I don't understand your example, could you elaborate? If we're talking about presenting "a presentation" and asking a question about when it would take place, the question could only be: "When would you present it?" (replace 'it' with the actual item e.g. speech, theory etc.)
- The verb "present" can be transitive or intransitive.
- Intransitive verbs do not take a direct object.
- Therefore, it is correct to use "present" as an intransitive verb, meaning "make a presentation," without a direct object.
You asked for someone to explain how this verb can be used without a direct object, which is what I attempted to do. I'm not asking anyone to agree or disagree with the explanation. ;-)
DIctionaries also contain: Slang, obsolete words and other assorted things.
If you look elsewhere, you will see that the usage of present as an intransitive verb is mostly found in the military or medical fields. It sounds odd to everyone else. http://www.grammarphobia.com/blog/2010/06/do-mds-misuse-present.html
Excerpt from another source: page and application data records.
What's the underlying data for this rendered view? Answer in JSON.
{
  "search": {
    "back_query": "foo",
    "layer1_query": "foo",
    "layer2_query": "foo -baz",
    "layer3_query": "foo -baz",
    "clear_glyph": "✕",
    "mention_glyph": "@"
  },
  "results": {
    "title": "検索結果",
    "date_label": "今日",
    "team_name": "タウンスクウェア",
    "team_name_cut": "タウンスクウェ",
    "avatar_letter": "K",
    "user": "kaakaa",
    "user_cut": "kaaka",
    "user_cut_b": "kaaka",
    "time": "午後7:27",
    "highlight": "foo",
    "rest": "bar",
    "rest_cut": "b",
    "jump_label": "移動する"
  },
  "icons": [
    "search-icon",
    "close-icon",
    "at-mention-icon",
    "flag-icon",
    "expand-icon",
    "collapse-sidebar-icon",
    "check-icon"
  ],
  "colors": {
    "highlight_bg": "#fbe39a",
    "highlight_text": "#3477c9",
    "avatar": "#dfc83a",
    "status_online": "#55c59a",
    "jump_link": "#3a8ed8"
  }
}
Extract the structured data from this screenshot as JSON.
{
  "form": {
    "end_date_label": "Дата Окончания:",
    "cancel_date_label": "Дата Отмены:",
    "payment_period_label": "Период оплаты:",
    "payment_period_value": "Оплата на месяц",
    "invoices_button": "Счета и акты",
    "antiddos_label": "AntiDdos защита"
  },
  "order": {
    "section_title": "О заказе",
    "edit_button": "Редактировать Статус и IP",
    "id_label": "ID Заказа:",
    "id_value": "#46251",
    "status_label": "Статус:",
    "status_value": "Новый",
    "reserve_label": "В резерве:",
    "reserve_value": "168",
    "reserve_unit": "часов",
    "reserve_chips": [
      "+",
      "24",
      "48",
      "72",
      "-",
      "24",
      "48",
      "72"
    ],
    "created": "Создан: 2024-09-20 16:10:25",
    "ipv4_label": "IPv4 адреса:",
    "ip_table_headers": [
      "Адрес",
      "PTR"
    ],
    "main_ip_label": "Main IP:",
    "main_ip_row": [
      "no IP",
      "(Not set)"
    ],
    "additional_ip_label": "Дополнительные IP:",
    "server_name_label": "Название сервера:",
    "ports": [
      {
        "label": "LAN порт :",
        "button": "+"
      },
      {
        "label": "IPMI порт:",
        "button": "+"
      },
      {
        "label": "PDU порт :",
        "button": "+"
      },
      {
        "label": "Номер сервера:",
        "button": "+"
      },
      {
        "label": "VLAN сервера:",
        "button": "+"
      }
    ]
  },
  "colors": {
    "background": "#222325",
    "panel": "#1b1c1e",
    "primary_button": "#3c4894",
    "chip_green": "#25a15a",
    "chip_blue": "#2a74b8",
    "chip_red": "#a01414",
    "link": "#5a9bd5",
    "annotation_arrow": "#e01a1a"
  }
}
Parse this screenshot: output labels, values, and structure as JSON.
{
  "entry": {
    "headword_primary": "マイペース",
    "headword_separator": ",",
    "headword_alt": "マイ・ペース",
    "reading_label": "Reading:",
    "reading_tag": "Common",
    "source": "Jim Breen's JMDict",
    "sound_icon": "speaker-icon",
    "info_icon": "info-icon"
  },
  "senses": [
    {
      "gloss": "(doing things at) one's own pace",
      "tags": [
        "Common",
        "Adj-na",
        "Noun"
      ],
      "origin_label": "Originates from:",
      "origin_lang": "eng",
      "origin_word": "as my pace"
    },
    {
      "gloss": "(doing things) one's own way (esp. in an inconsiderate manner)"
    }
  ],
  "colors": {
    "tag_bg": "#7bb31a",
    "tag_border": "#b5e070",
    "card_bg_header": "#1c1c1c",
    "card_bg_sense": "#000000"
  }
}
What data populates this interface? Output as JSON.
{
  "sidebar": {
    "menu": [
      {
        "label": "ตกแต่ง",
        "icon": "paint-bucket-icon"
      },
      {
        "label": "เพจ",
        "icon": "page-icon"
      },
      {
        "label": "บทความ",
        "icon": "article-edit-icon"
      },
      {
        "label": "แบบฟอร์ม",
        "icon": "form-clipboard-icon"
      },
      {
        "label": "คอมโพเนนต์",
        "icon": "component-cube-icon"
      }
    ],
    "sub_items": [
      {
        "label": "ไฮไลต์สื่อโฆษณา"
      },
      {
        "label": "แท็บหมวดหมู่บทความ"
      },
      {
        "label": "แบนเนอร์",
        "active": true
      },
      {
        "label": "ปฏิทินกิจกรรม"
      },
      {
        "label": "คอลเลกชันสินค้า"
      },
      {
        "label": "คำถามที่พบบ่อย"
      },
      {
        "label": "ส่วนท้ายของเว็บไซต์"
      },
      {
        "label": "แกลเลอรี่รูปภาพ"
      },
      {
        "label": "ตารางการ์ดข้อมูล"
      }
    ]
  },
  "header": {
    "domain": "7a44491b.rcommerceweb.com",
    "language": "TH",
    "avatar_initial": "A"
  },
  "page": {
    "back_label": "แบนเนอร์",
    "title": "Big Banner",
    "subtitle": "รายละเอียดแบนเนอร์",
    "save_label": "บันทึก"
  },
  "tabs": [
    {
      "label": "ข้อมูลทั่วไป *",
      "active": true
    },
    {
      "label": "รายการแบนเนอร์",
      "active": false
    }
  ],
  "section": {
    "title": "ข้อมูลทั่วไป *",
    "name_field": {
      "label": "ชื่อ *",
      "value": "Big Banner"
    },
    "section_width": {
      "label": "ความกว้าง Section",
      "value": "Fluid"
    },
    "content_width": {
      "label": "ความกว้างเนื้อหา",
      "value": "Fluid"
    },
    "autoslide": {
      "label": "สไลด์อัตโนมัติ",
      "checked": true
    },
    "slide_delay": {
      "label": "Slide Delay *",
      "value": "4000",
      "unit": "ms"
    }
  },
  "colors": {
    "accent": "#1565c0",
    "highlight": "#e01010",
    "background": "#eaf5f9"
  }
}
Are you happier with Wiki? https://en.wiktionary.org/wiki/present#English or perhaps OED? http://www.oxforddictionaries.com/us/definition/american_english/present
When you leave out the object belonging to "present," claiming that it is implied, you have stepped into the world of technical and academic jargon. If this module described itself as German: scientific or German: academic, then by all means leave off the object. Duolingo is a download available to the general population and hence should stick to the most general usages. The Norwegian module does this, as do the Swedish, Danish, and Irish. ONLY in the German module do the sentences repeatedly come across as vague and often ambiguous, and ONLY in the German module is the user counted wrong for the dumbest semantics on earth. Duolingo, you need to scrap this module and PRESENT better German lessons.